By Gustavo Arellano
By R. Scott Moxley
By Alfonso Delgado
By Courtney Hamilton
By Joel Beers
By Peter Maguire
By Charles Lam
By Charles Lam
Some people travel California to see the oldmissions; others to follow its undulating, dramatic coastline. When Heather Bañuelos and Dawn Foor traveled California last summer, it was to attend sexual-assault seminars.
They expected to field questions about their work as sexual-assault counselors in Orange County. But they didn't expect to be asked the same question at each stop.
Whether in San Diego or Sacramento or anywhere in between, the question most on attendees' minds was—all together now: How the hell did accused videotape rapist Gregory Scott Haidl go free?

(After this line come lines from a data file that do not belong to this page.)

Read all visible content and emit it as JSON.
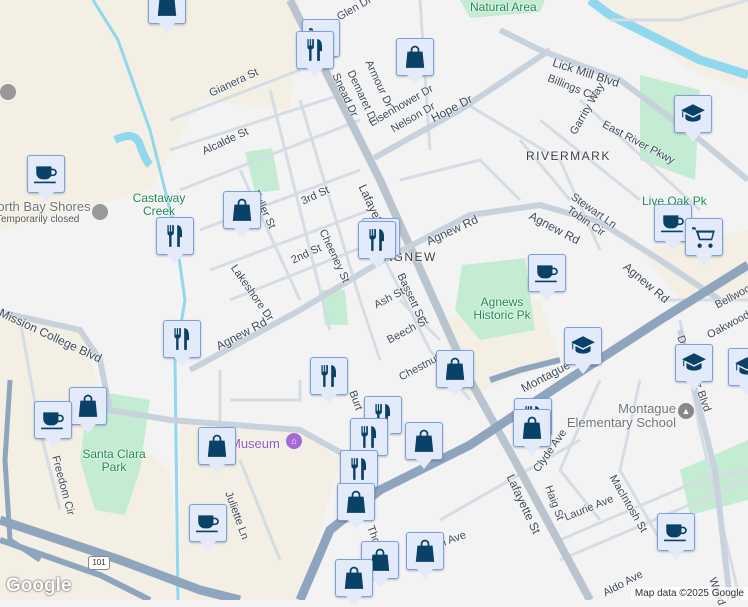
{
  "streets": {
    "glen": "Glen Dr",
    "snead": "Snead Dr",
    "demaret": "Demaret Dr",
    "armour": "Armour Dr",
    "eisenhower": "Eisenhower Dr",
    "nelson": "Nelson Dr",
    "hope": "Hope Dr",
    "gianera": "Gianera St",
    "alcalde": "Alcalde St",
    "fuller": "Fuller St",
    "third": "3rd St",
    "second": "2nd St",
    "cheeney": "Cheeney St",
    "lakeshore": "Lakeshore Dr",
    "lafayette_n": "Lafayette",
    "lafayette_s": "Lafayette St",
    "agnew_w": "Agnew Rd",
    "agnew_c": "Agnew Rd",
    "agnew_e": "Agnew Rd",
    "bassett": "Bassett St",
    "ash": "Ash St",
    "beech": "Beech St",
    "chestnut": "Chestnut",
    "mission": "Mission College Blvd",
    "freedom": "Freedom Cir",
    "lick_mill": "Lick Mill Blvd",
    "billings": "Billings Cir",
    "garrity": "Garrity Way",
    "east_river": "East River Pkwy",
    "stewart": "Stewart Ln",
    "tobin": "Tobin Cir",
    "montague": "Montague",
    "clyde": "Clyde Ave",
    "haig": "Haig St",
    "laurie": "Laurie Ave",
    "macintosh": "MacIntosh St",
    "aldo": "Aldo Ave",
    "de_la_cruz": "De La Cruz Blvd",
    "bellwood": "Bellwood",
    "oakwood": "Oakwood",
    "burt": "Burt",
    "juliette": "Juliette Ln",
    "thomas": "Thomas",
    "n_ave": "n Ave",
    "woodhams": "Wood"
  },
  "places": {
    "natural_area": "Natural Area",
    "rivermark": "RIVERMARK",
    "agnew": "AGNEW",
    "castaway": "Castaway Creek",
    "north_bay": "North Bay Shores",
    "north_bay_status": "Temporarily closed",
    "agnews_park": "Agnews Historic Pk",
    "santa_clara_park": "Santa Clara Park",
    "museum": "Museum",
    "montague_school": "Montague Elementary School",
    "live_oak": "Live Oak Pk"
  },
  "highway_shield": "101",
  "branding": {
    "logo": "Google",
    "attribution": "Map data ©2025 Google"
  },
  "colors": {
    "marker_fill": "#e3ebfb",
    "marker_border": "#7aa0df",
    "marker_icon": "#0a4166",
    "park": "#c4ecd2",
    "water": "#8fd8ee"
  }
}
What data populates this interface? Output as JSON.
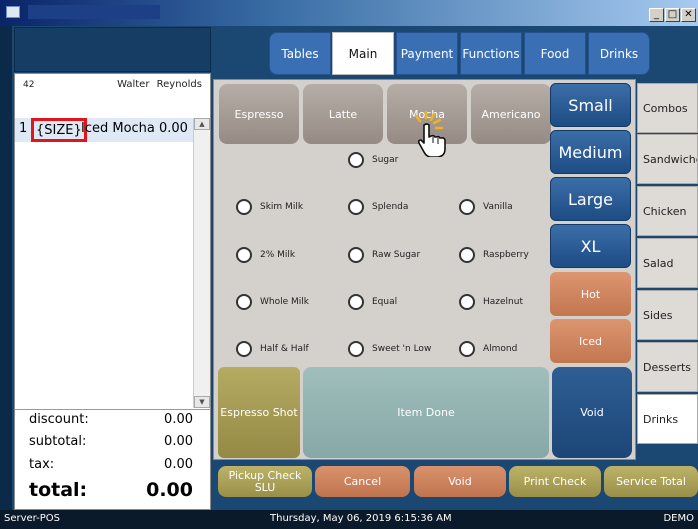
{
  "window": {
    "minimize": "_",
    "maximize": "□",
    "close": "✕"
  },
  "check": {
    "number": "42",
    "server": "Walter Reynolds",
    "items": [
      {
        "qty": "1",
        "size": "{SIZE}",
        "name": "Iced Mocha",
        "price": "0.00"
      }
    ],
    "scroll_up": "▲",
    "scroll_down": "▼"
  },
  "totals": {
    "discount_label": "discount:",
    "discount": "0.00",
    "subtotal_label": "subtotal:",
    "subtotal": "0.00",
    "tax_label": "tax:",
    "tax": "0.00",
    "total_label": "total:",
    "total": "0.00"
  },
  "tabs": [
    "Tables",
    "Main",
    "Payment",
    "Functions",
    "Food",
    "Drinks"
  ],
  "drinks": [
    "Espresso",
    "Latte",
    "Mocha",
    "Americano"
  ],
  "options": {
    "sugar": "Sugar",
    "skim_milk": "Skim Milk",
    "splenda": "Splenda",
    "vanilla": "Vanilla",
    "two_milk": "2% Milk",
    "raw_sugar": "Raw Sugar",
    "raspberry": "Raspberry",
    "whole_milk": "Whole Milk",
    "equal": "Equal",
    "hazelnut": "Hazelnut",
    "half_half": "Half & Half",
    "sweet_n_low": "Sweet 'n Low",
    "almond": "Almond"
  },
  "sizes": [
    "Small",
    "Medium",
    "Large",
    "XL"
  ],
  "temps": [
    "Hot",
    "Iced"
  ],
  "actions": {
    "espresso_shot": "Espresso Shot",
    "item_done": "Item Done",
    "void": "Void"
  },
  "categories": [
    "Combos",
    "Sandwiches",
    "Chicken",
    "Salad",
    "Sides",
    "Desserts",
    "Drinks"
  ],
  "bottom": {
    "pickup": "Pickup Check SLU",
    "cancel": "Cancel",
    "void": "Void",
    "print": "Print Check",
    "service_total": "Service Total"
  },
  "status": {
    "left": "Server-POS",
    "center": "Thursday, May 06, 2019 6:15:36 AM",
    "right": "DEMO"
  },
  "colors": {
    "highlight": "#e0161c",
    "tab_active": "#ffffff",
    "size_blue": "#1e4c84",
    "temp_orange": "#c27750"
  }
}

"For the past three months, I've done tons of speaking at virtually every college in [Orange County], and nearly every question I receive is about the Haidl case," says Foor, 52, who supervises the county's rape-crisis center for Community Service Programs (CSP). "The community is not seeing any consequences for these actions. People say, 'He's rich.'
"I can say, 'I assure you they put people away for these crimes,' but they just don't see it."
Founded in 1981, CSP's rape-crisis center works with local law-enforcement agencies. The center also sends representatives to local colleges and schools for sexual-assault-prevention education.
The Haidl trial became a focal point for discussions at CSP and helped victims speak more openly about their experiences. CSP even noticed an increase in rapes reported. But when Judge Francisco Briseño declared a mistrial on June 28, the atmosphere changed. According to Bañuelos, 32, program director for CSP, the announcement brought tears to the eyes of some of the counselors and victims at the center. Foor took it as a "personal failure."
"What upset me most and continues to upset me," she said, "is that there's something wrong with a society in which 11 adults find it acceptable to insert a pool cue into a 16-year-old girl."
Most responses were of shock and anger, according to Bañuelos. She handled the majority of calls to the CSP regarding the trial. "We received calls from victims, volunteers and our own family members about the case. They all wanted to know our opinion and express their own about the kids involved. The most common question I got was, 'How typical is this [case]?'"
Such a reaction concerns Foor, herself a sexual-assault survivor.
"[Rape] is an epidemic," she says. "People are reporting it now because there's a lot more education. Last year, rape was the only felony crime that increased—by 16 percent. Everything else went down."
"Everyone who's been raped feels violated now because of this case," Bañuelos adds. "Victims are real skittish now, especially in OC. They're thinking, 'If this is a typical jury pool, who would I get on mine?'"
Community Service Programs, Victim Assistance, (949) 975-0244; 24-hour sexual assault hot line, (714) 957-2737, (714) 836-7400 or (949) 831-9110.